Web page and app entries
☆ ☆ ☆
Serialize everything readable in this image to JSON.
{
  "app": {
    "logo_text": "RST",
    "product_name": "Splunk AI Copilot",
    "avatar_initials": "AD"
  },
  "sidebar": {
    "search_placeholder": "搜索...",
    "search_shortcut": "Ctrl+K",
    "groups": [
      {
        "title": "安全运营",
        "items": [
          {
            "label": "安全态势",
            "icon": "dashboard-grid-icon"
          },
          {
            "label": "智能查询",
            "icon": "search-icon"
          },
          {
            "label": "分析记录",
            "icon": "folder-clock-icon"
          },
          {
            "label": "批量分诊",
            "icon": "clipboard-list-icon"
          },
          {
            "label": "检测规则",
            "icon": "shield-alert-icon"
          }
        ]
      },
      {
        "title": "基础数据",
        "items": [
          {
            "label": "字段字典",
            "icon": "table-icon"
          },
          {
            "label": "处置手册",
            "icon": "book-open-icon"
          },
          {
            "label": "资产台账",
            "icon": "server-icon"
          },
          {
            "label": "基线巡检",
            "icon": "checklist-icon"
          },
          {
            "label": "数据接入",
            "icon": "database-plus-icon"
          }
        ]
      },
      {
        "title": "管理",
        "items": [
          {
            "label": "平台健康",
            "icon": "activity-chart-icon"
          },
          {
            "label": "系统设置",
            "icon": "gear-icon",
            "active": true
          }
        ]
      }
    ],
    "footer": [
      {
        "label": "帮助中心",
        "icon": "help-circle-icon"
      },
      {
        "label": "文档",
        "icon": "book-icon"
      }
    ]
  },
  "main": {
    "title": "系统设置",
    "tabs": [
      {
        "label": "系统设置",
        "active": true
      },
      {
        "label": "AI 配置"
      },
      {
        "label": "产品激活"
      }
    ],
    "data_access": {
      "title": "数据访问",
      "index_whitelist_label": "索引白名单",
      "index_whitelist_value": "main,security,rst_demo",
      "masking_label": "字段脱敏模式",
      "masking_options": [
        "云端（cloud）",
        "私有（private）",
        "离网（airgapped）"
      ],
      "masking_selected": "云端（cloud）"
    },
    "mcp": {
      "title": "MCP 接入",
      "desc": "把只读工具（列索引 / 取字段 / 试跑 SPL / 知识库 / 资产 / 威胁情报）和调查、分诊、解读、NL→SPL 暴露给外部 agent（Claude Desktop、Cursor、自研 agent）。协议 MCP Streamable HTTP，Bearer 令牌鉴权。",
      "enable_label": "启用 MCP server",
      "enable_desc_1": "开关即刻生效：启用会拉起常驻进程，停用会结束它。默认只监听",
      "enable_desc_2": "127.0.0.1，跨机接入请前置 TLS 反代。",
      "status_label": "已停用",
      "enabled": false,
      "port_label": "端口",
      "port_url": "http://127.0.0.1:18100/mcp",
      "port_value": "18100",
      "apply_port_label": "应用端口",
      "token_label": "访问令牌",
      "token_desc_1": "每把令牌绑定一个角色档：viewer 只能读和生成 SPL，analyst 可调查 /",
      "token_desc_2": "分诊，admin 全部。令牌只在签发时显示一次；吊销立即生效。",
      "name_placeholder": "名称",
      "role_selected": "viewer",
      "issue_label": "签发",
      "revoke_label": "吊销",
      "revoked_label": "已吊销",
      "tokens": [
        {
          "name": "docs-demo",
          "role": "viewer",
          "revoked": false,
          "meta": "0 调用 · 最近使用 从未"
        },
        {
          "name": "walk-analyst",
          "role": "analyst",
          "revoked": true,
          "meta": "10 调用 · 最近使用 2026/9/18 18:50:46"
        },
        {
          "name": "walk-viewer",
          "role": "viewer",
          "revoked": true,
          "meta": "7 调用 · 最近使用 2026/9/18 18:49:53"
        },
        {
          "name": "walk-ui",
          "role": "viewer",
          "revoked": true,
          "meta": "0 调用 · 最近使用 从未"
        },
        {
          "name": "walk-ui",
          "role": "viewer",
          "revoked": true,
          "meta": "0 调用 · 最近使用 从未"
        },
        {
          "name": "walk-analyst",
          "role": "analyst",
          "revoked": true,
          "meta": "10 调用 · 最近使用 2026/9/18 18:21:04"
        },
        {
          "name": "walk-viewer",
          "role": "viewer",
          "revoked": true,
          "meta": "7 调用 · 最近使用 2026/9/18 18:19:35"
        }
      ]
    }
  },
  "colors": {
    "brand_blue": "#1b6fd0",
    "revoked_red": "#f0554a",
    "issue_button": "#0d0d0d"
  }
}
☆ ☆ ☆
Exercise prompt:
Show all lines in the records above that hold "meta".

Problem solution:
          "meta": "0 调用 · 最近使用 从未"
          "meta": "10 调用 · 最近使用 2026/9/18 18:50:46"
          "meta": "7 调用 · 最近使用 2026/9/18 18:49:53"
          "meta": "0 调用 · 最近使用 从未"
          "meta": "0 调用 · 最近使用 从未"
          "meta": "10 调用 · 最近使用 2026/9/18 18:21:04"
          "meta": "7 调用 · 最近使用 2026/9/18 18:19:35"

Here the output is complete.